▸ Problem details
Exactly as given, output all the records that follow.

▸ Records for this exercise
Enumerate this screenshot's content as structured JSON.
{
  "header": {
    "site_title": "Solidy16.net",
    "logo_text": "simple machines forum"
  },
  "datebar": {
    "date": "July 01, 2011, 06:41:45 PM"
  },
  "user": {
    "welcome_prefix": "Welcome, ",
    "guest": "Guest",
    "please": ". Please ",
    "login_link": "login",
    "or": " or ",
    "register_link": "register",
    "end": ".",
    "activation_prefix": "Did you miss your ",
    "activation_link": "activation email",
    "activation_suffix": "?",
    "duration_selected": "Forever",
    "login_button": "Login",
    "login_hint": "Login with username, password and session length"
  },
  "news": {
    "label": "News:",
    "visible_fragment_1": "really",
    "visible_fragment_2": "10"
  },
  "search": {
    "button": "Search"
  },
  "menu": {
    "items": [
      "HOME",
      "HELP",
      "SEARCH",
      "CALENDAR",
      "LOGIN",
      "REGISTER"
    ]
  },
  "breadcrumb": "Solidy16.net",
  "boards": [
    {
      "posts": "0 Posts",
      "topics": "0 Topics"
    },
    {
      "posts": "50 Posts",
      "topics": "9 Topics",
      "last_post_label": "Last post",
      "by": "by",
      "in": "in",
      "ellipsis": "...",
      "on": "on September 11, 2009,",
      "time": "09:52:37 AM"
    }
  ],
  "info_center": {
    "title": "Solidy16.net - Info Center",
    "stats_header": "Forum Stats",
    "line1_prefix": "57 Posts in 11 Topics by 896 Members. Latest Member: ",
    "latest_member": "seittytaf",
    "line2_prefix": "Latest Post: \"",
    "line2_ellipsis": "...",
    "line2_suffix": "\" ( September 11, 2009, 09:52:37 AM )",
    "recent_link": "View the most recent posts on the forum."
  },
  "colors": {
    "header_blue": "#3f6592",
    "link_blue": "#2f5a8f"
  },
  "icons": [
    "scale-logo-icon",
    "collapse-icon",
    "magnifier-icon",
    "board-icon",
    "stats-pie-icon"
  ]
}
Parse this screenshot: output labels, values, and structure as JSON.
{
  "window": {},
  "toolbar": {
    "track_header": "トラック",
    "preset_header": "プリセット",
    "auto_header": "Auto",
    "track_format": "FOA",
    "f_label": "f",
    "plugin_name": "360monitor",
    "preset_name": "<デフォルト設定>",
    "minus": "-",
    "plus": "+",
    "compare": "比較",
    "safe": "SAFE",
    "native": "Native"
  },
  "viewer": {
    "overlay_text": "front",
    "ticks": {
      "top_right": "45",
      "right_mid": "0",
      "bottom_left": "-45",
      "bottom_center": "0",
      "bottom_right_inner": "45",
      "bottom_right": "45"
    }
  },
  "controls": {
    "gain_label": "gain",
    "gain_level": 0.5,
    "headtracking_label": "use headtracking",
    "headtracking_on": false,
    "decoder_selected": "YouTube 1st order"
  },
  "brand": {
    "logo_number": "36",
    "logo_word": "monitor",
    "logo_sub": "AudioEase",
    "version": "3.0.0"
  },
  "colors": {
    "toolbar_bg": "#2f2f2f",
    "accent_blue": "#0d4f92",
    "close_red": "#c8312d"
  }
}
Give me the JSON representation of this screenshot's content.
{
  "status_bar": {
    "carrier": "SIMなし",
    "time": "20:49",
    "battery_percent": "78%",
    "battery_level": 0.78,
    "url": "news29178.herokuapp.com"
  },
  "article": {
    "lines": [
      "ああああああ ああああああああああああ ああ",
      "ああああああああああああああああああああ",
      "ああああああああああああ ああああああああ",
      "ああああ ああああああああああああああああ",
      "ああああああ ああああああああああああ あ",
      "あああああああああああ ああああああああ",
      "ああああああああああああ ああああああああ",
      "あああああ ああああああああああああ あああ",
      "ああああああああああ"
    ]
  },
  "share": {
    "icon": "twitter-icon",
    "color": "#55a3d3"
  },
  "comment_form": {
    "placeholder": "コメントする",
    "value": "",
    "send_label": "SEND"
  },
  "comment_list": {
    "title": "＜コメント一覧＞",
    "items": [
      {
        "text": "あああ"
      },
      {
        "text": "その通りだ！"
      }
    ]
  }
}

▸ Expected output
Enumerate this screenshot's content as structured JSON.
{
  "header": {
    "site_title": "Solidy16.net",
    "logo_text": "simple machines forum"
  },
  "datebar": {
    "date": "July 01, 2011, 06:41:45 PM"
  },
  "user": {
    "welcome_prefix": "Welcome, ",
    "guest": "Guest",
    "please": ". Please ",
    "login_link": "login",
    "or": " or ",
    "register_link": "register",
    "end": ".",
    "activation_prefix": "Did you miss your ",
    "activation_link": "activation email",
    "activation_suffix": "?",
    "duration_selected": "Forever",
    "login_button": "Login",
    "login_hint": "Login with username, password and session length"
  },
  "news": {
    "label": "News:",
    "visible_fragment_1": "really",
    "visible_fragment_2": "10"
  },
  "search": {
    "button": "Search"
  },
  "menu": {
    "items": [
      "HOME",
      "HELP",
      "SEARCH",
      "CALENDAR",
      "LOGIN",
      "REGISTER"
    ]
  },
  "breadcrumb": "Solidy16.net",
  "boards": [
    {
      "posts": "0 Posts",
      "topics": "0 Topics"
    },
    {
      "posts": "50 Posts",
      "topics": "9 Topics",
      "last_post_label": "Last post",
      "by": "by",
      "in": "in",
      "ellipsis": "...",
      "on": "on September 11, 2009,",
      "time": "09:52:37 AM"
    }
  ],
  "info_center": {
    "title": "Solidy16.net - Info Center",
    "stats_header": "Forum Stats",
    "line1_prefix": "57 Posts in 11 Topics by 896 Members. Latest Member: ",
    "latest_member": "seittytaf",
    "line2_prefix": "Latest Post: \"",
    "line2_ellipsis": "...",
    "line2_suffix": "\" ( September 11, 2009, 09:52:37 AM )",
    "recent_link": "View the most recent posts on the forum."
  },
  "colors": {
    "header_blue": "#3f6592",
    "link_blue": "#2f5a8f"
  },
  "icons": [
    "scale-logo-icon",
    "collapse-icon",
    "magnifier-icon",
    "board-icon",
    "stats-pie-icon"
  ]
}
Parse this screenshot: output labels, values, and structure as JSON.
{
  "window": {},
  "toolbar": {
    "track_header": "トラック",
    "preset_header": "プリセット",
    "auto_header": "Auto",
    "track_format": "FOA",
    "f_label": "f",
    "plugin_name": "360monitor",
    "preset_name": "<デフォルト設定>",
    "minus": "-",
    "plus": "+",
    "compare": "比較",
    "safe": "SAFE",
    "native": "Native"
  },
  "viewer": {
    "overlay_text": "front",
    "ticks": {
      "top_right": "45",
      "right_mid": "0",
      "bottom_left": "-45",
      "bottom_center": "0",
      "bottom_right_inner": "45",
      "bottom_right": "45"
    }
  },
  "controls": {
    "gain_label": "gain",
    "gain_level": 0.5,
    "headtracking_label": "use headtracking",
    "headtracking_on": false,
    "decoder_selected": "YouTube 1st order"
  },
  "brand": {
    "logo_number": "36",
    "logo_word": "monitor",
    "logo_sub": "AudioEase",
    "version": "3.0.0"
  },
  "colors": {
    "toolbar_bg": "#2f2f2f",
    "accent_blue": "#0d4f92",
    "close_red": "#c8312d"
  }
}
Give me the JSON representation of this screenshot's content.
{
  "status_bar": {
    "carrier": "SIMなし",
    "time": "20:49",
    "battery_percent": "78%",
    "battery_level": 0.78,
    "url": "news29178.herokuapp.com"
  },
  "article": {
    "lines": [
      "ああああああ ああああああああああああ ああ",
      "ああああああああああああああああああああ",
      "ああああああああああああ ああああああああ",
      "ああああ ああああああああああああああああ",
      "ああああああ ああああああああああああ あ",
      "あああああああああああ ああああああああ",
      "ああああああああああああ ああああああああ",
      "あああああ ああああああああああああ あああ",
      "ああああああああああ"
    ]
  },
  "share": {
    "icon": "twitter-icon",
    "color": "#55a3d3"
  },
  "comment_form": {
    "placeholder": "コメントする",
    "value": "",
    "send_label": "SEND"
  },
  "comment_list": {
    "title": "＜コメント一覧＞",
    "items": [
      {
        "text": "あああ"
      },
      {
        "text": "その通りだ！"
      }
    ]
  }
}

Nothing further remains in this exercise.